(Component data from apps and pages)
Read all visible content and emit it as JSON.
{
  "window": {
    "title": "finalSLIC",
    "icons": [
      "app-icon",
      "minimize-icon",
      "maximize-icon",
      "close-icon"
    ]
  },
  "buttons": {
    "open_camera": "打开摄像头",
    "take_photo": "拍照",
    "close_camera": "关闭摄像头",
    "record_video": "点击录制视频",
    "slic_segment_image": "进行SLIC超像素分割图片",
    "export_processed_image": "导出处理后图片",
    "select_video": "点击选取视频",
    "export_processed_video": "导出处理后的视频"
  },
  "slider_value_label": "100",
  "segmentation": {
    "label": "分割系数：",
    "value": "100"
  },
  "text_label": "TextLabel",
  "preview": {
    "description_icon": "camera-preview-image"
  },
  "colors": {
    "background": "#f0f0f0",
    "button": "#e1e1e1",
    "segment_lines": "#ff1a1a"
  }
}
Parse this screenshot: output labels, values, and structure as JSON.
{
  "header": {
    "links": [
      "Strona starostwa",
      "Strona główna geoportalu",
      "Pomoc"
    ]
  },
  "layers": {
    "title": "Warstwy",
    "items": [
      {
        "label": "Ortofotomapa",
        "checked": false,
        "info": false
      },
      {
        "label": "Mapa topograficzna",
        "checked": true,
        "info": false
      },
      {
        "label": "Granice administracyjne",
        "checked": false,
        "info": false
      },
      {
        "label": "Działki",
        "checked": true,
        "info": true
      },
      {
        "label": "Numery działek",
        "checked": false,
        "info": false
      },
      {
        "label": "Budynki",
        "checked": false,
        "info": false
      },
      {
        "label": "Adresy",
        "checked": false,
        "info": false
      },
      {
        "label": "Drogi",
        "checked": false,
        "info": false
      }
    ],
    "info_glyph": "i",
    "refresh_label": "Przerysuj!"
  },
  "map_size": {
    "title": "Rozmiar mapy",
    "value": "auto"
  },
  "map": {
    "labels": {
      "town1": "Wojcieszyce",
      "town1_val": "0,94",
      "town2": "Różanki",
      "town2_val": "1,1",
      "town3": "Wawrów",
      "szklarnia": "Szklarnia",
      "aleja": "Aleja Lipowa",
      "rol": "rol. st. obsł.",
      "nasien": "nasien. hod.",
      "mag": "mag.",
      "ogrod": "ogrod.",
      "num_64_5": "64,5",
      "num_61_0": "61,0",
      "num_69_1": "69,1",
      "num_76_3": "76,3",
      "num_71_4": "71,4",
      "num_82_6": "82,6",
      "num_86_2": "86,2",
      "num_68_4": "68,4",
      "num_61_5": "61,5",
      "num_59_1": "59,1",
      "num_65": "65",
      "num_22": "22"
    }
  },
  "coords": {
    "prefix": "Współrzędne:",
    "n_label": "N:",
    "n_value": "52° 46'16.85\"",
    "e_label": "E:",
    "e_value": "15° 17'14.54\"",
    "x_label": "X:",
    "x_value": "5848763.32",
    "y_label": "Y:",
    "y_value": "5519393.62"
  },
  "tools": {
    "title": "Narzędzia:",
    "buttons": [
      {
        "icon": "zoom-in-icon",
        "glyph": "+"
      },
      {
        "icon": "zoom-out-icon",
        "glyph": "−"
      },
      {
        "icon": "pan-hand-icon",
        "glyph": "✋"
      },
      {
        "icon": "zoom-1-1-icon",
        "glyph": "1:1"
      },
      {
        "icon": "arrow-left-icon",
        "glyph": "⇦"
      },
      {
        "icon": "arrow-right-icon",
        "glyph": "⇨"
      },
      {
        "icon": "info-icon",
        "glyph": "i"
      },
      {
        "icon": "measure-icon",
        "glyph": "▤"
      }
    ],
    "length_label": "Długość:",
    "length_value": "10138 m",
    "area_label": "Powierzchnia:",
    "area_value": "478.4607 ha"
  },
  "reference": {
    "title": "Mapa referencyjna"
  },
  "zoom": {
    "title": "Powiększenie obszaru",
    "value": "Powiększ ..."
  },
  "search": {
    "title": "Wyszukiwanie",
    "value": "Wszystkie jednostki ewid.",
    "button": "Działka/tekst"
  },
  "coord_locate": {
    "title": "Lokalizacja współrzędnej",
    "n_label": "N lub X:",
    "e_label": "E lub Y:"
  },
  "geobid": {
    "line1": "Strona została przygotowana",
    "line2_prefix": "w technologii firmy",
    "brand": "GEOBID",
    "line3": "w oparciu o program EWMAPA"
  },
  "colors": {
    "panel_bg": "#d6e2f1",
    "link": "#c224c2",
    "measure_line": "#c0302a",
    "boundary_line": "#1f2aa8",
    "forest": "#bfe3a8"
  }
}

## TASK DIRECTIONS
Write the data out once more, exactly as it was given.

## RESULT OF THE EXERCISE
Read all visible content and emit it as JSON.
{
  "window": {
    "title": "finalSLIC",
    "icons": [
      "app-icon",
      "minimize-icon",
      "maximize-icon",
      "close-icon"
    ]
  },
  "buttons": {
    "open_camera": "打开摄像头",
    "take_photo": "拍照",
    "close_camera": "关闭摄像头",
    "record_video": "点击录制视频",
    "slic_segment_image": "进行SLIC超像素分割图片",
    "export_processed_image": "导出处理后图片",
    "select_video": "点击选取视频",
    "export_processed_video": "导出处理后的视频"
  },
  "slider_value_label": "100",
  "segmentation": {
    "label": "分割系数：",
    "value": "100"
  },
  "text_label": "TextLabel",
  "preview": {
    "description_icon": "camera-preview-image"
  },
  "colors": {
    "background": "#f0f0f0",
    "button": "#e1e1e1",
    "segment_lines": "#ff1a1a"
  }
}
Parse this screenshot: output labels, values, and structure as JSON.
{
  "header": {
    "links": [
      "Strona starostwa",
      "Strona główna geoportalu",
      "Pomoc"
    ]
  },
  "layers": {
    "title": "Warstwy",
    "items": [
      {
        "label": "Ortofotomapa",
        "checked": false,
        "info": false
      },
      {
        "label": "Mapa topograficzna",
        "checked": true,
        "info": false
      },
      {
        "label": "Granice administracyjne",
        "checked": false,
        "info": false
      },
      {
        "label": "Działki",
        "checked": true,
        "info": true
      },
      {
        "label": "Numery działek",
        "checked": false,
        "info": false
      },
      {
        "label": "Budynki",
        "checked": false,
        "info": false
      },
      {
        "label": "Adresy",
        "checked": false,
        "info": false
      },
      {
        "label": "Drogi",
        "checked": false,
        "info": false
      }
    ],
    "info_glyph": "i",
    "refresh_label": "Przerysuj!"
  },
  "map_size": {
    "title": "Rozmiar mapy",
    "value": "auto"
  },
  "map": {
    "labels": {
      "town1": "Wojcieszyce",
      "town1_val": "0,94",
      "town2": "Różanki",
      "town2_val": "1,1",
      "town3": "Wawrów",
      "szklarnia": "Szklarnia",
      "aleja": "Aleja Lipowa",
      "rol": "rol. st. obsł.",
      "nasien": "nasien. hod.",
      "mag": "mag.",
      "ogrod": "ogrod.",
      "num_64_5": "64,5",
      "num_61_0": "61,0",
      "num_69_1": "69,1",
      "num_76_3": "76,3",
      "num_71_4": "71,4",
      "num_82_6": "82,6",
      "num_86_2": "86,2",
      "num_68_4": "68,4",
      "num_61_5": "61,5",
      "num_59_1": "59,1",
      "num_65": "65",
      "num_22": "22"
    }
  },
  "coords": {
    "prefix": "Współrzędne:",
    "n_label": "N:",
    "n_value": "52° 46'16.85\"",
    "e_label": "E:",
    "e_value": "15° 17'14.54\"",
    "x_label": "X:",
    "x_value": "5848763.32",
    "y_label": "Y:",
    "y_value": "5519393.62"
  },
  "tools": {
    "title": "Narzędzia:",
    "buttons": [
      {
        "icon": "zoom-in-icon",
        "glyph": "+"
      },
      {
        "icon": "zoom-out-icon",
        "glyph": "−"
      },
      {
        "icon": "pan-hand-icon",
        "glyph": "✋"
      },
      {
        "icon": "zoom-1-1-icon",
        "glyph": "1:1"
      },
      {
        "icon": "arrow-left-icon",
        "glyph": "⇦"
      },
      {
        "icon": "arrow-right-icon",
        "glyph": "⇨"
      },
      {
        "icon": "info-icon",
        "glyph": "i"
      },
      {
        "icon": "measure-icon",
        "glyph": "▤"
      }
    ],
    "length_label": "Długość:",
    "length_value": "10138 m",
    "area_label": "Powierzchnia:",
    "area_value": "478.4607 ha"
  },
  "reference": {
    "title": "Mapa referencyjna"
  },
  "zoom": {
    "title": "Powiększenie obszaru",
    "value": "Powiększ ..."
  },
  "search": {
    "title": "Wyszukiwanie",
    "value": "Wszystkie jednostki ewid.",
    "button": "Działka/tekst"
  },
  "coord_locate": {
    "title": "Lokalizacja współrzędnej",
    "n_label": "N lub X:",
    "e_label": "E lub Y:"
  },
  "geobid": {
    "line1": "Strona została przygotowana",
    "line2_prefix": "w technologii firmy",
    "brand": "GEOBID",
    "line3": "w oparciu o program EWMAPA"
  },
  "colors": {
    "panel_bg": "#d6e2f1",
    "link": "#c224c2",
    "measure_line": "#c0302a",
    "boundary_line": "#1f2aa8",
    "forest": "#bfe3a8"
  }
}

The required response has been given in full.